- New Horizons in the Economics of Innovation series
Edited by Louise Earl and Fred Gault
Chapter 7: Innovation and Creativity in City-Regions: What Do We Know, and Where Do We Go Next?

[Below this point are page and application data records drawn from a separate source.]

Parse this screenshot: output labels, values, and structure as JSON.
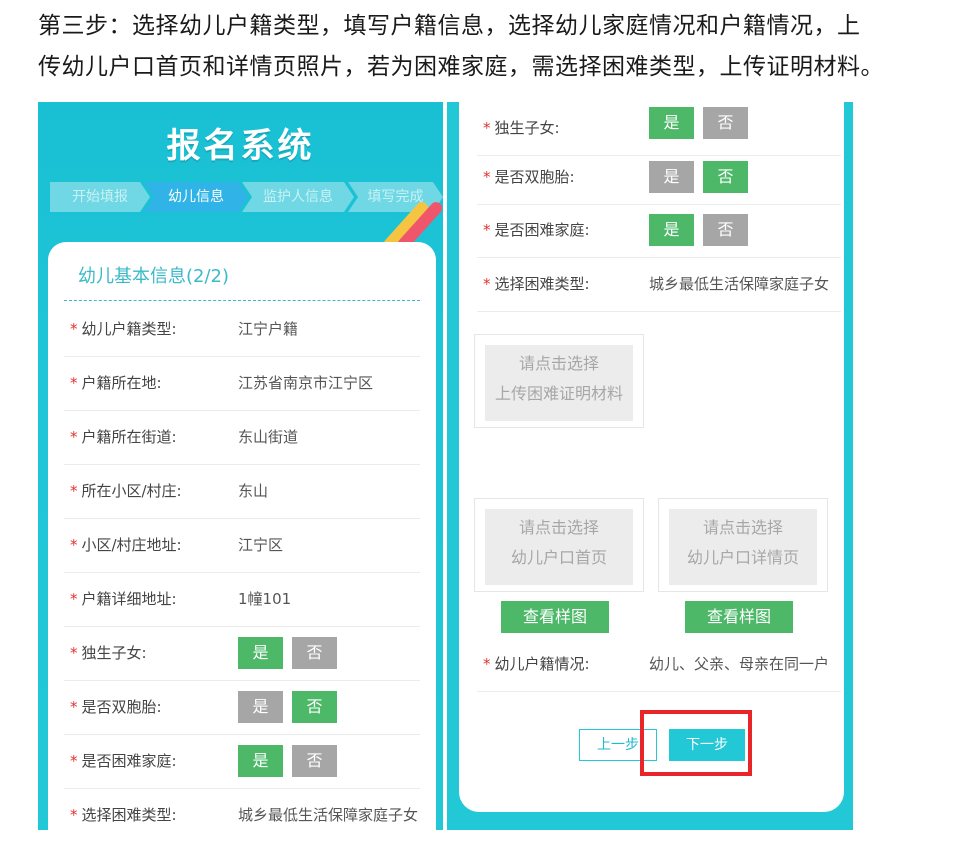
{
  "instruction": {
    "line1": "第三步：选择幼儿户籍类型，填写户籍信息，选择幼儿家庭情况和户籍情况，上",
    "line2": "传幼儿户口首页和详情页照片，若为困难家庭，需选择困难类型，上传证明材料。"
  },
  "app": {
    "title": "报名系统",
    "steps": [
      "开始填报",
      "幼儿信息",
      "监护人信息",
      "填写完成"
    ],
    "active_step": "幼儿信息"
  },
  "section_title": "幼儿基本信息(2/2)",
  "required_mark": "*",
  "toggle_yes": "是",
  "toggle_no": "否",
  "left_fields": [
    {
      "label": "幼儿户籍类型:",
      "value": "江宁户籍"
    },
    {
      "label": "户籍所在地:",
      "value": "江苏省南京市江宁区"
    },
    {
      "label": "户籍所在街道:",
      "value": "东山街道"
    },
    {
      "label": "所在小区/村庄:",
      "value": "东山"
    },
    {
      "label": "小区/村庄地址:",
      "value": "江宁区"
    },
    {
      "label": "户籍详细地址:",
      "value": "1幢101"
    }
  ],
  "toggle_fields": [
    {
      "label": "独生子女:",
      "selected": "是"
    },
    {
      "label": "是否双胞胎:",
      "selected": "否"
    },
    {
      "label": "是否困难家庭:",
      "selected": "是"
    }
  ],
  "hardship_type": {
    "label": "选择困难类型:",
    "value": "城乡最低生活保障家庭子女"
  },
  "upload": {
    "hardship": {
      "line1": "请点击选择",
      "line2": "上传困难证明材料"
    },
    "hukou_home": {
      "line1": "请点击选择",
      "line2": "幼儿户口首页"
    },
    "hukou_detail": {
      "line1": "请点击选择",
      "line2": "幼儿户口详情页"
    }
  },
  "sample_button": "查看样图",
  "hukou_status": {
    "label": "幼儿户籍情况:",
    "value": "幼儿、父亲、母亲在同一户"
  },
  "nav": {
    "prev": "上一步",
    "next": "下一步"
  },
  "colors": {
    "teal": "#22c8d6",
    "green": "#4cb868",
    "gray": "#a6a6a6",
    "red_highlight": "#e8262a",
    "required": "#e23333"
  }
}
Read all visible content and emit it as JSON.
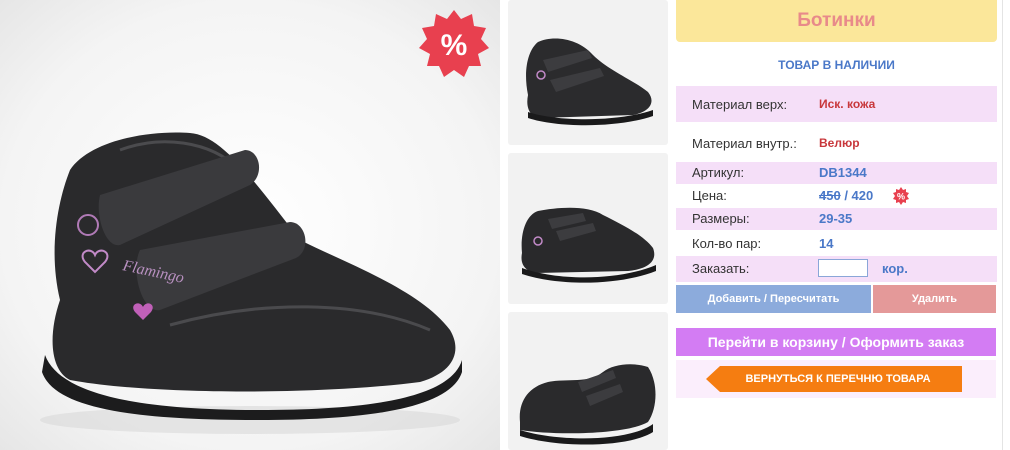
{
  "product": {
    "title": "Ботинки",
    "stock_status": "ТОВАР В НАЛИЧИИ",
    "sale_badge": "%",
    "brand_mark": "Flamingo"
  },
  "specs": {
    "material_top_label": "Материал верх:",
    "material_top_value": "Иск. кожа",
    "material_inner_label": "Материал внутр.:",
    "material_inner_value": "Велюр",
    "article_label": "Артикул:",
    "article_value": "DB1344",
    "price_label": "Цена:",
    "price_old": "450",
    "price_sep": " / ",
    "price_new": "420",
    "sizes_label": "Размеры:",
    "sizes_value": "29-35",
    "pairs_label": "Кол-во пар:",
    "pairs_value": "14",
    "order_label": "Заказать:",
    "order_value": "",
    "order_unit": "кор."
  },
  "actions": {
    "add_label": "Добавить / Пересчитать",
    "delete_label": "Удалить",
    "cart_label": "Перейти в корзину / Оформить заказ",
    "back_label": "ВЕРНУТЬСЯ К ПЕРЕЧНЮ ТОВАРА"
  },
  "colors": {
    "title_bg": "#fbe79a",
    "title_text": "#e88a8a",
    "row_pink": "#f5dff8",
    "link_blue": "#4a78c8",
    "value_red": "#c8373b",
    "add_button": "#8cabdc",
    "delete_button": "#e49999",
    "cart_button": "#d37cf3",
    "back_button": "#f57d11",
    "sale_badge": "#e8404f"
  },
  "icons": {
    "sale": "percent-burst-icon",
    "back": "arrow-left-icon"
  }
}
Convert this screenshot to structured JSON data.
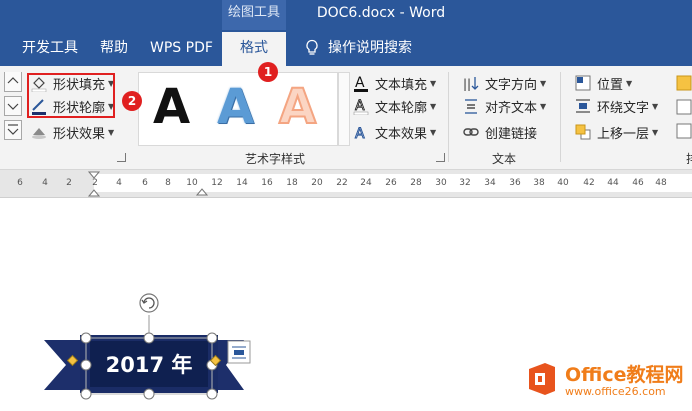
{
  "titlebar": {
    "context_tab": "绘图工具",
    "doc_title": "DOC6.docx  -  Word"
  },
  "tabs": {
    "developer": "开发工具",
    "help": "帮助",
    "wps_pdf": "WPS PDF",
    "format": "格式",
    "search": "操作说明搜索"
  },
  "shape_styles": {
    "fill": "形状填充",
    "outline": "形状轮廓",
    "effects": "形状效果"
  },
  "wordart": {
    "group_label": "艺术字样式",
    "text_fill": "文本填充",
    "text_outline": "文本轮廓",
    "text_effects": "文本效果",
    "gallery": [
      "A",
      "A",
      "A"
    ]
  },
  "text_group": {
    "label": "文本",
    "direction": "文字方向",
    "align": "对齐文本",
    "link": "创建链接"
  },
  "arrange": {
    "position": "位置",
    "wrap": "环绕文字",
    "bring_forward": "上移一层",
    "label_partial": "排"
  },
  "callouts": {
    "one": "1",
    "two": "2"
  },
  "ruler": {
    "ticks": [
      "6",
      "4",
      "2",
      "2",
      "4",
      "6",
      "8",
      "10",
      "12",
      "14",
      "16",
      "18",
      "20",
      "22",
      "24",
      "26",
      "28",
      "30",
      "32",
      "34",
      "36",
      "38",
      "40",
      "42",
      "44",
      "46",
      "48"
    ]
  },
  "document": {
    "banner_text": "2017 年"
  },
  "watermark": {
    "brand": "Office教程网",
    "url": "www.office26.com"
  },
  "colors": {
    "word_blue": "#2b579a",
    "highlight_red": "#e02020",
    "banner_navy": "#1d2f6b",
    "banner_inner": "#0f2050",
    "watermark_orange": "#f07d1a"
  }
}
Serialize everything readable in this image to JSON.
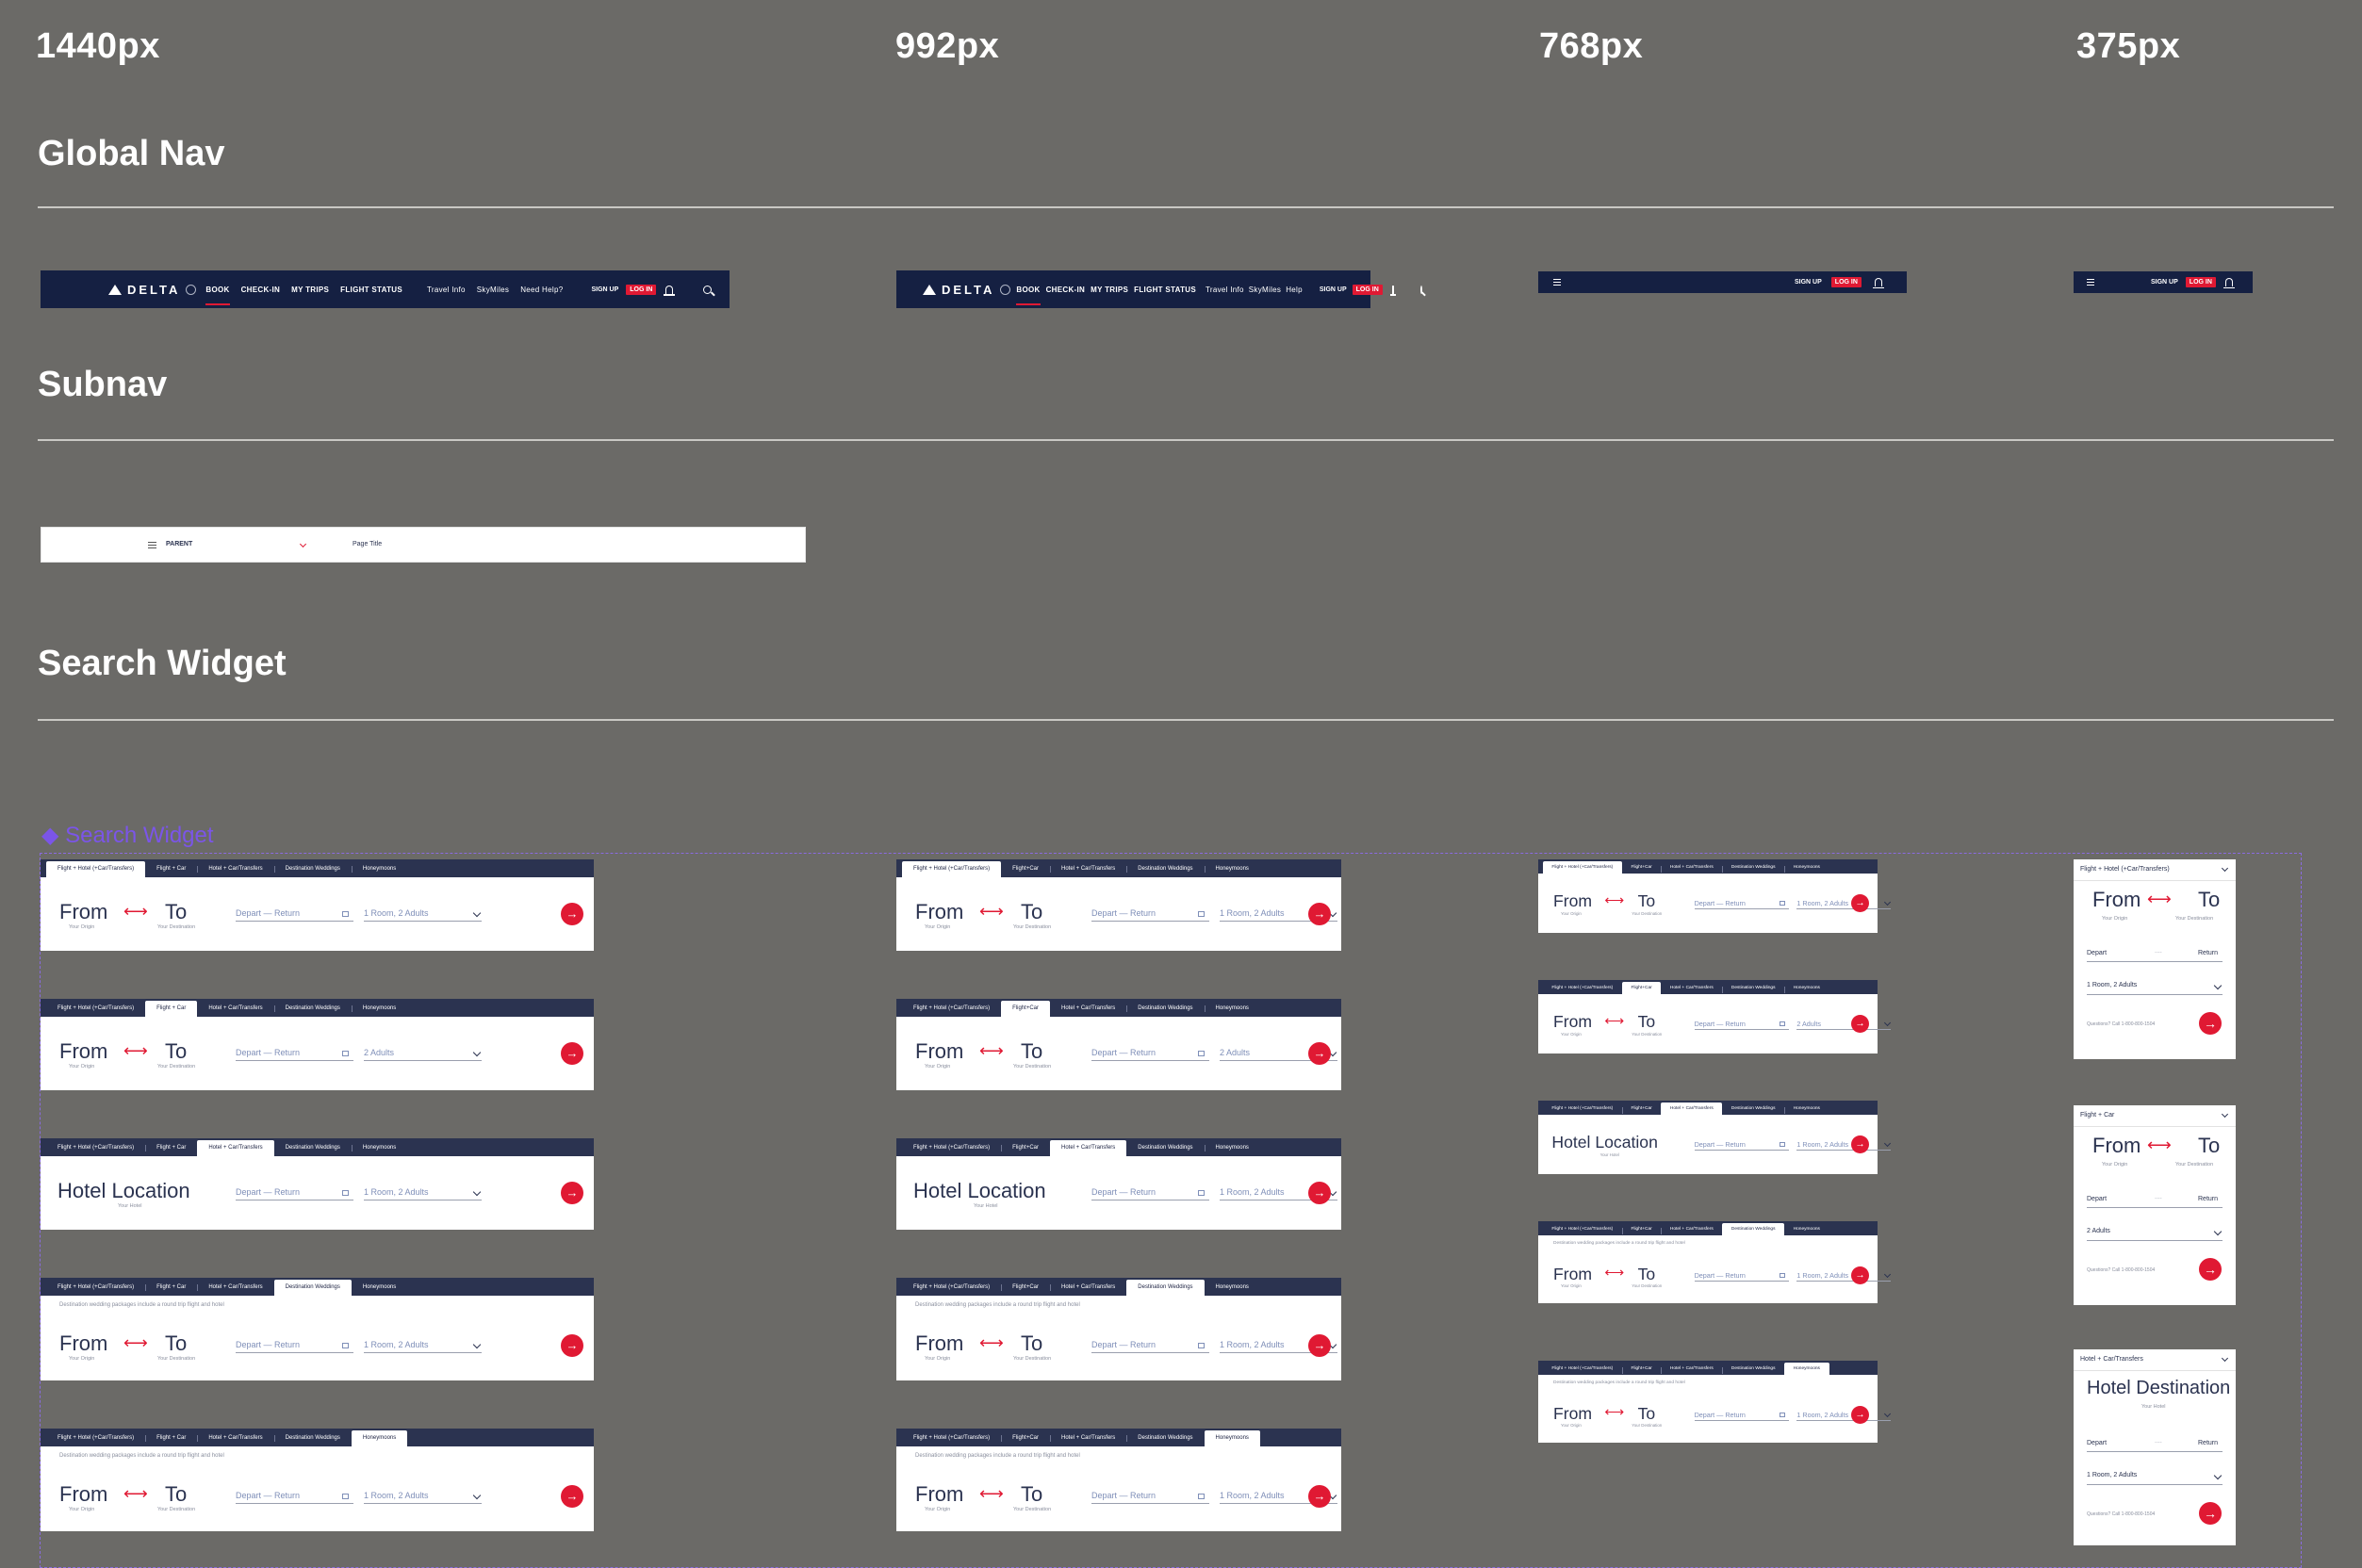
{
  "breakpoints": [
    "1440px",
    "992px",
    "768px",
    "375px"
  ],
  "sections": {
    "global_nav": "Global Nav",
    "subnav": "Subnav",
    "search_widget": "Search Widget"
  },
  "nav": {
    "logo": "DELTA",
    "items": [
      "BOOK",
      "CHECK-IN",
      "MY TRIPS",
      "FLIGHT STATUS"
    ],
    "secondary": [
      "Travel Info",
      "SkyMiles",
      "Need Help?"
    ],
    "secondary_short": [
      "Travel Info",
      "SkyMiles",
      "Help"
    ],
    "signup": "SIGN UP",
    "login": "LOG IN"
  },
  "subnav": {
    "parent": "PARENT",
    "page_title": "Page Title"
  },
  "selection_label": "Search Widget",
  "widget": {
    "tabs": [
      "Flight + Hotel (+Car/Transfers)",
      "Flight + Car",
      "Hotel + Car/Transfers",
      "Destination Weddings",
      "Honeymoons"
    ],
    "tabs_compact": [
      "Flight + Hotel (+Car/Transfers)",
      "Flight+Car",
      "Hotel + Car/Transfers",
      "Destination Weddings",
      "Honeymoons"
    ],
    "from": "From",
    "from_sub": "Your Origin",
    "to": "To",
    "to_sub": "Your Destination",
    "swap": "⟷",
    "date": "Depart — Return",
    "pax_room": "1 Room, 2 Adults",
    "pax_adults": "2 Adults",
    "hotel": "Hotel Location",
    "hotel_sub": "Your Hotel",
    "promo": "Destination wedding packages include a round trip flight and hotel",
    "go": "→"
  },
  "mobile": {
    "heads": [
      "Flight + Hotel (+Car/Transfers)",
      "Flight + Car",
      "Hotel + Car/Transfers"
    ],
    "hotel_destination": "Hotel Destination",
    "depart": "Depart",
    "dots": "....",
    "return": "Return",
    "questions": "Questions? Call 1-800-800-1504"
  },
  "colors": {
    "background": "#6b6a67",
    "navy": "#152042",
    "tab_bar": "#2b3350",
    "red": "#e01933",
    "selection": "#7b55e8"
  }
}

7. Innovation and creativity in cityregions: what do we know, and where do we go next? Meric S. Gertler and David A. Wolfe INTRODUCTION Innovation and creative capacity are essential determinants of economic prosperity in a globalizing, knowledge-based economy. Recent work on innovation systems has indicated that the region is a key level at which innovative capacity is shaped. For any country with diverse and strongly diﬀerentiated regional economies, the relationships between economic actors, organizations and institutions at the local and regional levels are crucial factors underlying national prosperity. Concurrently, recent analyses of creativity in the economy have highlighted the particular importance of the city-region as the critical site at which economic dynamism is determined. This work suggests that the social dynamics of city-regions are crucial in shaping economic outcomes. From the mid-1970s onwards, the connection between the city and economic activity appeared to become increasingly tenuous. As globalization processes gathered steam, more and more goods production relocated to exurban sites or headed overseas, driven by the locational logic of an increasingly international spatial division of labour. With the growing use of new information and communication technologies (ICTs), many service activities showed similar tendencies. By the turn of the millennium, conﬁdent predictions about the end of the city as we know it or the ‘death of distance’ had become increasingly commonplace (Mitchell 1995; Cairncross 1997). Yet, there are many aspects of economic change in the contemporary era that make cities and regions more – not less – important as sites...
You are not authenticated to view the full text of this chapter or article.
Elgaronline requires a subscription or purchase to access the full text of books or journals. Please login through your library system or with your personal username and password on the homepage.
Non-subscribers can freely search the site, view abstracts/ extracts and download selected front matter and introductory chapters for personal use.
Your library may not have purchased all subject areas. If you are authenticated and think you should have access to this title, please contact your librarian.